(Requirement)
Every line below should be given again without alteration.

◇ ◇ ◇

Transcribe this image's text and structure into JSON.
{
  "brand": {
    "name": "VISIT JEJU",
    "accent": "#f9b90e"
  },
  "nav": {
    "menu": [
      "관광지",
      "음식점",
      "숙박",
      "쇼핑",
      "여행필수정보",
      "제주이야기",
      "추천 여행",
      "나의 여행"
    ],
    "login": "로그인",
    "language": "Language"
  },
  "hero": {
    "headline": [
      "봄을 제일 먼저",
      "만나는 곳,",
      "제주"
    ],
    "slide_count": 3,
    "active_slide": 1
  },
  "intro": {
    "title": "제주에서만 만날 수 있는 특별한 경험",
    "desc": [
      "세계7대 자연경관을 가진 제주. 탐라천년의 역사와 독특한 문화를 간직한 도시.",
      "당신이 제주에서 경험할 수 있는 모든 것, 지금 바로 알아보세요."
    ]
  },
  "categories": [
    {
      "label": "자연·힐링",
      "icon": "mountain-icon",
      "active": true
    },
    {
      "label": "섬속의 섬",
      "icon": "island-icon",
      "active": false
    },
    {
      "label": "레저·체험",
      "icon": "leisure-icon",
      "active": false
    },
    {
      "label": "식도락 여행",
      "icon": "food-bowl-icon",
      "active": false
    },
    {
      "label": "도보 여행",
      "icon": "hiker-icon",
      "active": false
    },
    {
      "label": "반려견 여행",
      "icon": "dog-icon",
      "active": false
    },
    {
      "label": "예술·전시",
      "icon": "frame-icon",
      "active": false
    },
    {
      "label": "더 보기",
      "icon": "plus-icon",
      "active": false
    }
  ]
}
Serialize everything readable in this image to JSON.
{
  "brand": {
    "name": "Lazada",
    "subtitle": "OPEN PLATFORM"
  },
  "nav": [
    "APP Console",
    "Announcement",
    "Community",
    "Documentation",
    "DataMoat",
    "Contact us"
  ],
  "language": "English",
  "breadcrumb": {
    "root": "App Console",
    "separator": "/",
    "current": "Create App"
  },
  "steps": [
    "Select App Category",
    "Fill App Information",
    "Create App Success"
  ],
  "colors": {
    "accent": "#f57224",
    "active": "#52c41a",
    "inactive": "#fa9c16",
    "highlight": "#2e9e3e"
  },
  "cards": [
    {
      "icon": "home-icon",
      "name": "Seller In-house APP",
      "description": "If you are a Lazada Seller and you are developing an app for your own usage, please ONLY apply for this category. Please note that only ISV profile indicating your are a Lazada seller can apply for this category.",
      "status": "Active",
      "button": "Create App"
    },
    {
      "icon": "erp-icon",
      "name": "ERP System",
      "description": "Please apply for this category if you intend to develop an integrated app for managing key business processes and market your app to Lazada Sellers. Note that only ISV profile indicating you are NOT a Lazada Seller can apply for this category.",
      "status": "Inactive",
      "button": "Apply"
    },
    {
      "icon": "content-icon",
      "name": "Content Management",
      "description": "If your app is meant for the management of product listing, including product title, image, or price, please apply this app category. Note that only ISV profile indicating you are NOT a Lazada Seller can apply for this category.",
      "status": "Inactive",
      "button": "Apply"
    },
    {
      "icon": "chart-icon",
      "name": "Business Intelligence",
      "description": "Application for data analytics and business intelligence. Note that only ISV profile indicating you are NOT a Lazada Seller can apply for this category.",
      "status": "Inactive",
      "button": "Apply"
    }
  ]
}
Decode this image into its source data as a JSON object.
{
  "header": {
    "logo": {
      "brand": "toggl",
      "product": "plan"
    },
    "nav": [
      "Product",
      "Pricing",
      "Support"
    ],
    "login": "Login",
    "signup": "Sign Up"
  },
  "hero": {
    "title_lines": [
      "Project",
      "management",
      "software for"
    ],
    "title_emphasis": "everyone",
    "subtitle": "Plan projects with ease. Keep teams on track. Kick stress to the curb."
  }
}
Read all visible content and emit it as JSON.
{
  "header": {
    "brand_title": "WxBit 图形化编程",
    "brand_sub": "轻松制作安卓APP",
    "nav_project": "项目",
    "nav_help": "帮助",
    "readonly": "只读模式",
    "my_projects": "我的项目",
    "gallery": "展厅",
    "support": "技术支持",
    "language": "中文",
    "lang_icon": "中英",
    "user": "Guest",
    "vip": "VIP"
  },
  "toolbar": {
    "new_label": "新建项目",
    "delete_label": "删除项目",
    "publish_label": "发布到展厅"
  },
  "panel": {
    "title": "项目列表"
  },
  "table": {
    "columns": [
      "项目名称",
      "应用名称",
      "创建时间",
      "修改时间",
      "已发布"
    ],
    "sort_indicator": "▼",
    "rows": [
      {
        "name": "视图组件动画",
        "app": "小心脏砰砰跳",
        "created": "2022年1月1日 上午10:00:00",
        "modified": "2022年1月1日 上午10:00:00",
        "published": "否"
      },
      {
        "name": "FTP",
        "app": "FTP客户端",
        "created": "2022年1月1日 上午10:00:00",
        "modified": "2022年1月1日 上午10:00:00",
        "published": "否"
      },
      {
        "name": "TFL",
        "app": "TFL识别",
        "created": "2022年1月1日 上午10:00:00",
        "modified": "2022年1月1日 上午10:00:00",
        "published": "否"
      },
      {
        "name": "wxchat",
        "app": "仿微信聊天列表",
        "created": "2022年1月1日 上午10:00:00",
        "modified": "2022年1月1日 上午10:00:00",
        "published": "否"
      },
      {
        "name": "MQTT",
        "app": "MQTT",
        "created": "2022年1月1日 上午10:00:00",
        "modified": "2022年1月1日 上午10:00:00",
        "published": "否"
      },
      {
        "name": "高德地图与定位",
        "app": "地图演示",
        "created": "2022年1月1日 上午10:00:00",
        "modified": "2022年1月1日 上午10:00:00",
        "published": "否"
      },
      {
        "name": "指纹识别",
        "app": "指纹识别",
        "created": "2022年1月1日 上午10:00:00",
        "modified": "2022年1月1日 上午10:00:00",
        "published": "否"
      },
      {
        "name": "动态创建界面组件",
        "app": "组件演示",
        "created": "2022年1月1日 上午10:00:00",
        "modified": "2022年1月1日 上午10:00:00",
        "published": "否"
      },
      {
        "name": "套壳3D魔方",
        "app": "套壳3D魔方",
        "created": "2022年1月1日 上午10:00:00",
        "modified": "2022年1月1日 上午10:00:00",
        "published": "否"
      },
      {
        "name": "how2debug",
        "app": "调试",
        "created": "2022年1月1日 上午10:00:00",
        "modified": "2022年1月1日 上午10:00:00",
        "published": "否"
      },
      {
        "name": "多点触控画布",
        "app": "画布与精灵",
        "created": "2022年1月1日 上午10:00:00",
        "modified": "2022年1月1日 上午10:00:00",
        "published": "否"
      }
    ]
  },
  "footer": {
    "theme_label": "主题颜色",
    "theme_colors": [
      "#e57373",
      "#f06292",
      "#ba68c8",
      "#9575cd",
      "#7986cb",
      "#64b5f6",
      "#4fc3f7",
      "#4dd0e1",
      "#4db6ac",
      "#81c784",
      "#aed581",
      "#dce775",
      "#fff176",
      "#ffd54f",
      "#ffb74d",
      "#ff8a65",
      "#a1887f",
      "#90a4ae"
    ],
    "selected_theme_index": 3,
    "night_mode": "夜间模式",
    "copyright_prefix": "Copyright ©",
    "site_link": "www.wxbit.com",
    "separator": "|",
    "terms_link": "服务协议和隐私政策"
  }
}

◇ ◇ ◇

(Finished task)
Transcribe this image's text and structure into JSON.
{
  "brand": {
    "name": "VISIT JEJU",
    "accent": "#f9b90e"
  },
  "nav": {
    "menu": [
      "관광지",
      "음식점",
      "숙박",
      "쇼핑",
      "여행필수정보",
      "제주이야기",
      "추천 여행",
      "나의 여행"
    ],
    "login": "로그인",
    "language": "Language"
  },
  "hero": {
    "headline": [
      "봄을 제일 먼저",
      "만나는 곳,",
      "제주"
    ],
    "slide_count": 3,
    "active_slide": 1
  },
  "intro": {
    "title": "제주에서만 만날 수 있는 특별한 경험",
    "desc": [
      "세계7대 자연경관을 가진 제주. 탐라천년의 역사와 독특한 문화를 간직한 도시.",
      "당신이 제주에서 경험할 수 있는 모든 것, 지금 바로 알아보세요."
    ]
  },
  "categories": [
    {
      "label": "자연·힐링",
      "icon": "mountain-icon",
      "active": true
    },
    {
      "label": "섬속의 섬",
      "icon": "island-icon",
      "active": false
    },
    {
      "label": "레저·체험",
      "icon": "leisure-icon",
      "active": false
    },
    {
      "label": "식도락 여행",
      "icon": "food-bowl-icon",
      "active": false
    },
    {
      "label": "도보 여행",
      "icon": "hiker-icon",
      "active": false
    },
    {
      "label": "반려견 여행",
      "icon": "dog-icon",
      "active": false
    },
    {
      "label": "예술·전시",
      "icon": "frame-icon",
      "active": false
    },
    {
      "label": "더 보기",
      "icon": "plus-icon",
      "active": false
    }
  ]
}
Serialize everything readable in this image to JSON.
{
  "brand": {
    "name": "Lazada",
    "subtitle": "OPEN PLATFORM"
  },
  "nav": [
    "APP Console",
    "Announcement",
    "Community",
    "Documentation",
    "DataMoat",
    "Contact us"
  ],
  "language": "English",
  "breadcrumb": {
    "root": "App Console",
    "separator": "/",
    "current": "Create App"
  },
  "steps": [
    "Select App Category",
    "Fill App Information",
    "Create App Success"
  ],
  "colors": {
    "accent": "#f57224",
    "active": "#52c41a",
    "inactive": "#fa9c16",
    "highlight": "#2e9e3e"
  },
  "cards": [
    {
      "icon": "home-icon",
      "name": "Seller In-house APP",
      "description": "If you are a Lazada Seller and you are developing an app for your own usage, please ONLY apply for this category. Please note that only ISV profile indicating your are a Lazada seller can apply for this category.",
      "status": "Active",
      "button": "Create App"
    },
    {
      "icon": "erp-icon",
      "name": "ERP System",
      "description": "Please apply for this category if you intend to develop an integrated app for managing key business processes and market your app to Lazada Sellers. Note that only ISV profile indicating you are NOT a Lazada Seller can apply for this category.",
      "status": "Inactive",
      "button": "Apply"
    },
    {
      "icon": "content-icon",
      "name": "Content Management",
      "description": "If your app is meant for the management of product listing, including product title, image, or price, please apply this app category. Note that only ISV profile indicating you are NOT a Lazada Seller can apply for this category.",
      "status": "Inactive",
      "button": "Apply"
    },
    {
      "icon": "chart-icon",
      "name": "Business Intelligence",
      "description": "Application for data analytics and business intelligence. Note that only ISV profile indicating you are NOT a Lazada Seller can apply for this category.",
      "status": "Inactive",
      "button": "Apply"
    }
  ]
}
Decode this image into its source data as a JSON object.
{
  "header": {
    "logo": {
      "brand": "toggl",
      "product": "plan"
    },
    "nav": [
      "Product",
      "Pricing",
      "Support"
    ],
    "login": "Login",
    "signup": "Sign Up"
  },
  "hero": {
    "title_lines": [
      "Project",
      "management",
      "software for"
    ],
    "title_emphasis": "everyone",
    "subtitle": "Plan projects with ease. Keep teams on track. Kick stress to the curb."
  }
}
Read all visible content and emit it as JSON.
{
  "header": {
    "brand_title": "WxBit 图形化编程",
    "brand_sub": "轻松制作安卓APP",
    "nav_project": "项目",
    "nav_help": "帮助",
    "readonly": "只读模式",
    "my_projects": "我的项目",
    "gallery": "展厅",
    "support": "技术支持",
    "language": "中文",
    "lang_icon": "中英",
    "user": "Guest",
    "vip": "VIP"
  },
  "toolbar": {
    "new_label": "新建项目",
    "delete_label": "删除项目",
    "publish_label": "发布到展厅"
  },
  "panel": {
    "title": "项目列表"
  },
  "table": {
    "columns": [
      "项目名称",
      "应用名称",
      "创建时间",
      "修改时间",
      "已发布"
    ],
    "sort_indicator": "▼",
    "rows": [
      {
        "name": "视图组件动画",
        "app": "小心脏砰砰跳",
        "created": "2022年1月1日 上午10:00:00",
        "modified": "2022年1月1日 上午10:00:00",
        "published": "否"
      },
      {
        "name": "FTP",
        "app": "FTP客户端",
        "created": "2022年1月1日 上午10:00:00",
        "modified": "2022年1月1日 上午10:00:00",
        "published": "否"
      },
      {
        "name": "TFL",
        "app": "TFL识别",
        "created": "2022年1月1日 上午10:00:00",
        "modified": "2022年1月1日 上午10:00:00",
        "published": "否"
      },
      {
        "name": "wxchat",
        "app": "仿微信聊天列表",
        "created": "2022年1月1日 上午10:00:00",
        "modified": "2022年1月1日 上午10:00:00",
        "published": "否"
      },
      {
        "name": "MQTT",
        "app": "MQTT",
        "created": "2022年1月1日 上午10:00:00",
        "modified": "2022年1月1日 上午10:00:00",
        "published": "否"
      },
      {
        "name": "高德地图与定位",
        "app": "地图演示",
        "created": "2022年1月1日 上午10:00:00",
        "modified": "2022年1月1日 上午10:00:00",
        "published": "否"
      },
      {
        "name": "指纹识别",
        "app": "指纹识别",
        "created": "2022年1月1日 上午10:00:00",
        "modified": "2022年1月1日 上午10:00:00",
        "published": "否"
      },
      {
        "name": "动态创建界面组件",
        "app": "组件演示",
        "created": "2022年1月1日 上午10:00:00",
        "modified": "2022年1月1日 上午10:00:00",
        "published": "否"
      },
      {
        "name": "套壳3D魔方",
        "app": "套壳3D魔方",
        "created": "2022年1月1日 上午10:00:00",
        "modified": "2022年1月1日 上午10:00:00",
        "published": "否"
      },
      {
        "name": "how2debug",
        "app": "调试",
        "created": "2022年1月1日 上午10:00:00",
        "modified": "2022年1月1日 上午10:00:00",
        "published": "否"
      },
      {
        "name": "多点触控画布",
        "app": "画布与精灵",
        "created": "2022年1月1日 上午10:00:00",
        "modified": "2022年1月1日 上午10:00:00",
        "published": "否"
      }
    ]
  },
  "footer": {
    "theme_label": "主题颜色",
    "theme_colors": [
      "#e57373",
      "#f06292",
      "#ba68c8",
      "#9575cd",
      "#7986cb",
      "#64b5f6",
      "#4fc3f7",
      "#4dd0e1",
      "#4db6ac",
      "#81c784",
      "#aed581",
      "#dce775",
      "#fff176",
      "#ffd54f",
      "#ffb74d",
      "#ff8a65",
      "#a1887f",
      "#90a4ae"
    ],
    "selected_theme_index": 3,
    "night_mode": "夜间模式",
    "copyright_prefix": "Copyright ©",
    "site_link": "www.wxbit.com",
    "separator": "|",
    "terms_link": "服务协议和隐私政策"
  }
}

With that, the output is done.